Tuesday, September 29, 2015

A legal malpractice claim.

Practice point:  The Appellate Division affirmed the granting of summary judgment to the attorney-defendants in this action where the plaintiffs alleged that the attorney-defendants represented them in a real estate venture in which the plaintiff loaned the individual defendant $600,000, and that the plaintiffs sustained damages when the the individual defendant failed to repay the loan. In support of their motion for summary judgment dismissing the complaint, the attorney-defendants established, prima facie, that even if they failed to exercise the ordinary reasonable skill and knowledge commonly possessed by a member of the legal profession, any such failure was not a proximate cause of the plaintiffs' alleged damages when the individual defendant did not repay the loan.

Student note:  In an action to recover damages for legal malpractice, a plaintiff must demonstrate that the attorney failed to exercise the ordinary reasonable skill and knowledge commonly possessed by a member of the legal profession, and that the attorney's breach of this duty proximately caused plaintiff to sustain actual and ascertainable damages. To establish causation, a plaintiff must show that he or she would have prevailed in the underlying action or would not have incurred any damages, but for the lawyer's negligence.
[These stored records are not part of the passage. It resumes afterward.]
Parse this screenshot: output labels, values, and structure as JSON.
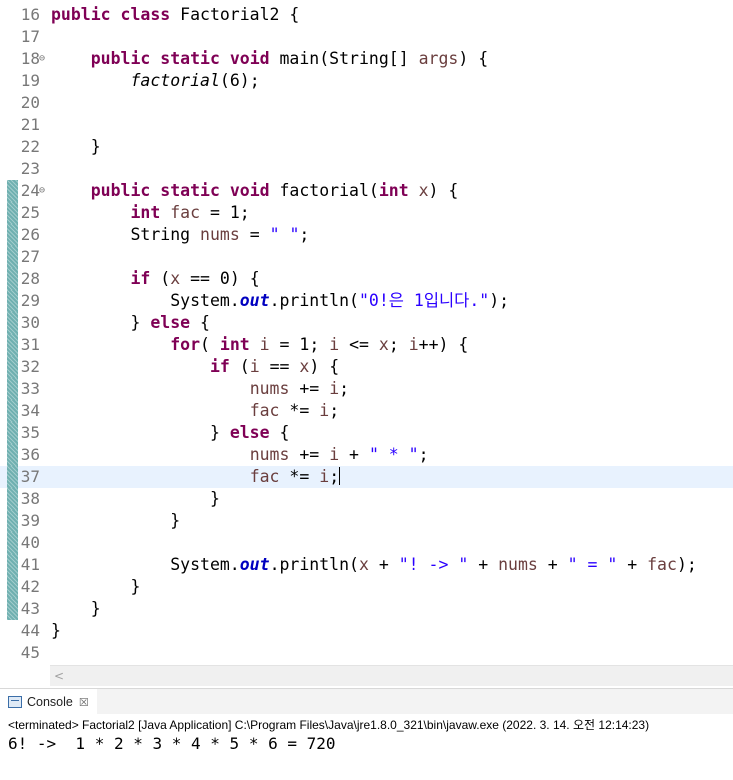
{
  "editor": {
    "lines": [
      {
        "n": "16",
        "marker": false,
        "fold": "",
        "current": false,
        "tokens": [
          [
            "kw",
            "public class "
          ],
          [
            "t",
            "Factorial2 {"
          ]
        ]
      },
      {
        "n": "17",
        "marker": false,
        "fold": "",
        "current": false,
        "tokens": []
      },
      {
        "n": "18",
        "marker": false,
        "fold": "⊖",
        "current": false,
        "tokens": [
          [
            "t",
            "    "
          ],
          [
            "kw",
            "public static void "
          ],
          [
            "t",
            "main(String[] "
          ],
          [
            "var",
            "args"
          ],
          [
            "t",
            ") {"
          ]
        ]
      },
      {
        "n": "19",
        "marker": false,
        "fold": "",
        "current": false,
        "tokens": [
          [
            "t",
            "        "
          ],
          [
            "ital",
            "factorial"
          ],
          [
            "t",
            "(6);"
          ]
        ]
      },
      {
        "n": "20",
        "marker": false,
        "fold": "",
        "current": false,
        "tokens": []
      },
      {
        "n": "21",
        "marker": false,
        "fold": "",
        "current": false,
        "tokens": []
      },
      {
        "n": "22",
        "marker": false,
        "fold": "",
        "current": false,
        "tokens": [
          [
            "t",
            "    }"
          ]
        ]
      },
      {
        "n": "23",
        "marker": false,
        "fold": "",
        "current": false,
        "tokens": []
      },
      {
        "n": "24",
        "marker": true,
        "fold": "⊖",
        "current": false,
        "tokens": [
          [
            "t",
            "    "
          ],
          [
            "kw",
            "public static void "
          ],
          [
            "t",
            "factorial("
          ],
          [
            "kw",
            "int "
          ],
          [
            "var",
            "x"
          ],
          [
            "t",
            ") {"
          ]
        ]
      },
      {
        "n": "25",
        "marker": true,
        "fold": "",
        "current": false,
        "tokens": [
          [
            "t",
            "        "
          ],
          [
            "kw",
            "int "
          ],
          [
            "var",
            "fac"
          ],
          [
            "t",
            " = 1;"
          ]
        ]
      },
      {
        "n": "26",
        "marker": true,
        "fold": "",
        "current": false,
        "tokens": [
          [
            "t",
            "        String "
          ],
          [
            "var",
            "nums"
          ],
          [
            "t",
            " = "
          ],
          [
            "str",
            "\" \""
          ],
          [
            "t",
            ";"
          ]
        ]
      },
      {
        "n": "27",
        "marker": true,
        "fold": "",
        "current": false,
        "tokens": []
      },
      {
        "n": "28",
        "marker": true,
        "fold": "",
        "current": false,
        "tokens": [
          [
            "t",
            "        "
          ],
          [
            "kw",
            "if "
          ],
          [
            "t",
            "("
          ],
          [
            "var",
            "x"
          ],
          [
            "t",
            " == 0) {"
          ]
        ]
      },
      {
        "n": "29",
        "marker": true,
        "fold": "",
        "current": false,
        "tokens": [
          [
            "t",
            "            System."
          ],
          [
            "stat",
            "out"
          ],
          [
            "t",
            ".println("
          ],
          [
            "str",
            "\"0!은 1입니다.\""
          ],
          [
            "t",
            ");"
          ]
        ]
      },
      {
        "n": "30",
        "marker": true,
        "fold": "",
        "current": false,
        "tokens": [
          [
            "t",
            "        } "
          ],
          [
            "kw",
            "else "
          ],
          [
            "t",
            "{"
          ]
        ]
      },
      {
        "n": "31",
        "marker": true,
        "fold": "",
        "current": false,
        "tokens": [
          [
            "t",
            "            "
          ],
          [
            "kw",
            "for"
          ],
          [
            "t",
            "( "
          ],
          [
            "kw",
            "int "
          ],
          [
            "var",
            "i"
          ],
          [
            "t",
            " = 1; "
          ],
          [
            "var",
            "i"
          ],
          [
            "t",
            " <= "
          ],
          [
            "var",
            "x"
          ],
          [
            "t",
            "; "
          ],
          [
            "var",
            "i"
          ],
          [
            "t",
            "++) {"
          ]
        ]
      },
      {
        "n": "32",
        "marker": true,
        "fold": "",
        "current": false,
        "tokens": [
          [
            "t",
            "                "
          ],
          [
            "kw",
            "if "
          ],
          [
            "t",
            "("
          ],
          [
            "var",
            "i"
          ],
          [
            "t",
            " == "
          ],
          [
            "var",
            "x"
          ],
          [
            "t",
            ") {"
          ]
        ]
      },
      {
        "n": "33",
        "marker": true,
        "fold": "",
        "current": false,
        "tokens": [
          [
            "t",
            "                    "
          ],
          [
            "var",
            "nums"
          ],
          [
            "t",
            " += "
          ],
          [
            "var",
            "i"
          ],
          [
            "t",
            ";"
          ]
        ]
      },
      {
        "n": "34",
        "marker": true,
        "fold": "",
        "current": false,
        "tokens": [
          [
            "t",
            "                    "
          ],
          [
            "var",
            "fac"
          ],
          [
            "t",
            " *= "
          ],
          [
            "var",
            "i"
          ],
          [
            "t",
            ";"
          ]
        ]
      },
      {
        "n": "35",
        "marker": true,
        "fold": "",
        "current": false,
        "tokens": [
          [
            "t",
            "                } "
          ],
          [
            "kw",
            "else "
          ],
          [
            "t",
            "{"
          ]
        ]
      },
      {
        "n": "36",
        "marker": true,
        "fold": "",
        "current": false,
        "tokens": [
          [
            "t",
            "                    "
          ],
          [
            "var",
            "nums"
          ],
          [
            "t",
            " += "
          ],
          [
            "var",
            "i"
          ],
          [
            "t",
            " + "
          ],
          [
            "str",
            "\" * \""
          ],
          [
            "t",
            ";"
          ]
        ]
      },
      {
        "n": "37",
        "marker": true,
        "fold": "",
        "current": true,
        "tokens": [
          [
            "t",
            "                    "
          ],
          [
            "var",
            "fac"
          ],
          [
            "t",
            " *= "
          ],
          [
            "var",
            "i"
          ],
          [
            "t",
            ";"
          ]
        ]
      },
      {
        "n": "38",
        "marker": true,
        "fold": "",
        "current": false,
        "tokens": [
          [
            "t",
            "                }"
          ]
        ]
      },
      {
        "n": "39",
        "marker": true,
        "fold": "",
        "current": false,
        "tokens": [
          [
            "t",
            "            }"
          ]
        ]
      },
      {
        "n": "40",
        "marker": true,
        "fold": "",
        "current": false,
        "tokens": []
      },
      {
        "n": "41",
        "marker": true,
        "fold": "",
        "current": false,
        "tokens": [
          [
            "t",
            "            System."
          ],
          [
            "stat",
            "out"
          ],
          [
            "t",
            ".println("
          ],
          [
            "var",
            "x"
          ],
          [
            "t",
            " + "
          ],
          [
            "str",
            "\"! -> \""
          ],
          [
            "t",
            " + "
          ],
          [
            "var",
            "nums"
          ],
          [
            "t",
            " + "
          ],
          [
            "str",
            "\" = \""
          ],
          [
            "t",
            " + "
          ],
          [
            "var",
            "fac"
          ],
          [
            "t",
            ");"
          ]
        ]
      },
      {
        "n": "42",
        "marker": true,
        "fold": "",
        "current": false,
        "tokens": [
          [
            "t",
            "        }"
          ]
        ]
      },
      {
        "n": "43",
        "marker": true,
        "fold": "",
        "current": false,
        "tokens": [
          [
            "t",
            "    }"
          ]
        ]
      },
      {
        "n": "44",
        "marker": false,
        "fold": "",
        "current": false,
        "tokens": [
          [
            "t",
            "}"
          ]
        ]
      },
      {
        "n": "45",
        "marker": false,
        "fold": "",
        "current": false,
        "tokens": []
      }
    ]
  },
  "scrollbar": {
    "left_arrow": "<"
  },
  "console": {
    "tab_label": "Console",
    "close_glyph": "☒",
    "terminated_text": "<terminated> Factorial2 [Java Application] C:\\Program Files\\Java\\jre1.8.0_321\\bin\\javaw.exe (2022. 3. 14. 오전 12:14:23)",
    "output_text": "6! ->  1 * 2 * 3 * 4 * 5 * 6 = 720"
  },
  "colors": {
    "keyword": "#7f0055",
    "string": "#2a00ff",
    "variable": "#6a3e3e",
    "static_field": "#0000c0",
    "current_line": "#e8f2fe",
    "change_marker": "#6fb0b0"
  }
}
To prevail on a summary judgment motion, the defendant must present evidence in admissible form establishing that the plaintiff is unable to prove at least one of these essential elements.

Case:  Antonelli v. Guastamacchia, NY Slip Op 06870 (2d Dept. 2015)

Here is the decision.

Tomorrow's issue:  A school's common law duty to supervise.